You need to examine your own reactions to the violent incidents. For example, many parents inadvertently fuel the escalation of a row by nagging or lecturing, or using threats and physical discipline themselves. The key is to commit to a calm, firm and non-violent approach. When dealing with a row that could escalate into an aggressive incident, it is important to interrupt these patterns early.
The minute your child becomes abusive you need to pause and interrupt the row – “I’m not going to talk to you until you speak politely to me” – and warn your child of a consequence either then or later.
Of course, this can be difficult to do, especially if you feel intimidated or scared. This is why it is important to seek support.
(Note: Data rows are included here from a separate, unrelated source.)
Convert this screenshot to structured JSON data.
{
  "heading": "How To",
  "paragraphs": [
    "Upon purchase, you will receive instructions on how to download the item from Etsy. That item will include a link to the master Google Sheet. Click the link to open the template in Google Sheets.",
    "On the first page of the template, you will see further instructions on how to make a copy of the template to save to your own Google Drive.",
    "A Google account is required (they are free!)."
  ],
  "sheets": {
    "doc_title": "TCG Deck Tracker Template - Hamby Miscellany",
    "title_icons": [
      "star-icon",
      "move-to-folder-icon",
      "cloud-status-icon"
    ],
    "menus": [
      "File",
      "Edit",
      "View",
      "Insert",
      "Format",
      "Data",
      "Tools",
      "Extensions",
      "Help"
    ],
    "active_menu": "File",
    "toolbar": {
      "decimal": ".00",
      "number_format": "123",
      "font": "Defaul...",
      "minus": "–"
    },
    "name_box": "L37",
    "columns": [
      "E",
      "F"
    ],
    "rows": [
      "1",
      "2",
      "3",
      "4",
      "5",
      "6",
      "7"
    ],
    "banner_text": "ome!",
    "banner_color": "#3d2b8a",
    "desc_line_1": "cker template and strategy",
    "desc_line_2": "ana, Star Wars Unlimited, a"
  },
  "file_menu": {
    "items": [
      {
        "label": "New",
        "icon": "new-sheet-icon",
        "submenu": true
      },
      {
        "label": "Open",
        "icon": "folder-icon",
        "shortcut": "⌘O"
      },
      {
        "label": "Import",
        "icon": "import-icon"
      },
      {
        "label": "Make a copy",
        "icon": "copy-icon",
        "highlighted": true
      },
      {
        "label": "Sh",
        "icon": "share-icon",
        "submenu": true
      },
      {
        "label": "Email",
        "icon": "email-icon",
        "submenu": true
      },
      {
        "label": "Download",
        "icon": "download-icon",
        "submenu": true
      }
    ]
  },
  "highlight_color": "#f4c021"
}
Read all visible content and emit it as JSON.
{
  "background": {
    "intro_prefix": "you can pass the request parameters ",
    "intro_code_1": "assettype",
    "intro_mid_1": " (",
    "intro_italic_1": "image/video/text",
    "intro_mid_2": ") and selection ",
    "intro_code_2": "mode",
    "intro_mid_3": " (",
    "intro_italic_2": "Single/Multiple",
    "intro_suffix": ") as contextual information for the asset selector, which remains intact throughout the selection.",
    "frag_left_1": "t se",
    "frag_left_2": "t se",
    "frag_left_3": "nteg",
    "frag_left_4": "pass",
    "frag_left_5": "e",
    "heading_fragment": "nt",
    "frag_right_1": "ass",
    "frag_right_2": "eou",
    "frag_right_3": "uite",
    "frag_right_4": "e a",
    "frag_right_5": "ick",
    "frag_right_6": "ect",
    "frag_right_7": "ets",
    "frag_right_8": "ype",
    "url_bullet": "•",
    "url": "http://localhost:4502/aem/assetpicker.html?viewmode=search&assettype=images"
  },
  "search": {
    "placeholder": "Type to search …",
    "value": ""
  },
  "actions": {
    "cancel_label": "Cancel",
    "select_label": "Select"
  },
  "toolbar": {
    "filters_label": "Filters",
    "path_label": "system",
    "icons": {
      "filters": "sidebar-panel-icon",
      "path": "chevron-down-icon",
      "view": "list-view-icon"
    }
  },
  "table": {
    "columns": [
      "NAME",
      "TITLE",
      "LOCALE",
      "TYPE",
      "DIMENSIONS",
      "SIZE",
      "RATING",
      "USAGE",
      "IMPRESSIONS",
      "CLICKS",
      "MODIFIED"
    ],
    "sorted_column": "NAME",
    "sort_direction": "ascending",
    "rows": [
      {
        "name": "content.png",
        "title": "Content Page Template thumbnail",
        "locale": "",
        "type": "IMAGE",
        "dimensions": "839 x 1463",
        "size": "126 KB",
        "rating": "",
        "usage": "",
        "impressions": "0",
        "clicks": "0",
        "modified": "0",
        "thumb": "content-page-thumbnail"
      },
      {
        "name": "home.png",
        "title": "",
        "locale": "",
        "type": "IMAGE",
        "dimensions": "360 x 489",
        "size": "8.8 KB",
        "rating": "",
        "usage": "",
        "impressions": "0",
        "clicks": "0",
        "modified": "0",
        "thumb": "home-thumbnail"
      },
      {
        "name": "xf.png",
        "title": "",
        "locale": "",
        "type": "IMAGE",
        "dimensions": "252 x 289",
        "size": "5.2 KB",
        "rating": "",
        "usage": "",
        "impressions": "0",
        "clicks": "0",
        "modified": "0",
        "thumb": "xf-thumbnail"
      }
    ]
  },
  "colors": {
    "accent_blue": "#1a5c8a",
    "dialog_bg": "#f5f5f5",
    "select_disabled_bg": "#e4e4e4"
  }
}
It can really help if you and your husband work together in this calm and firm approach. Decide on a back-up plan if you are dealing with an incident alone – such as calling a neighbour or friend, or even the police if an incident gets out of hand (you can contact the police in advance to discuss how they might help).
Once you get through an incident, you must later talk through what happened with your daughter, making sure to impose a consequence (such as paying for the damage) and exploring with her how she can be respectful the next time. This follow-up is crucial in order to help her take responsibility.
As well as being firm in dealing with the aggression, it is important to try to reach out to her and to understand what is going on for her. You can be sympathetic to the problems and stresses that might be in her life (perhaps lack of work, relationship problems or other issues), though they are not an excuse for behaviour.
Though things may be under strain at the moment, it can help to try and improve your relationship with her. The more you can have times of ordinary chat, the easier it will be to get along and this will reduce the likelihood of problems. Make a list of things you might connect on.
When did you last have an enjoyable conversation? Was it when you were going for a walk or doing something you liked together perhaps. Think of ways you can increase these happier experiences together.
Finally, seek professional support. It is difficult to deal with violence alone and professional services might help. In the first instance, contact Parentline (1890-927277), which can provide support and suggest services in your area. There are also good international websites on dealing with teenage violence such as parentlink.act.gov.au and eddiegallagher.id.au
Dr. John Sharry, Irish Times, May 2011. John writes in The Irish Times Health Plus every Tuesday.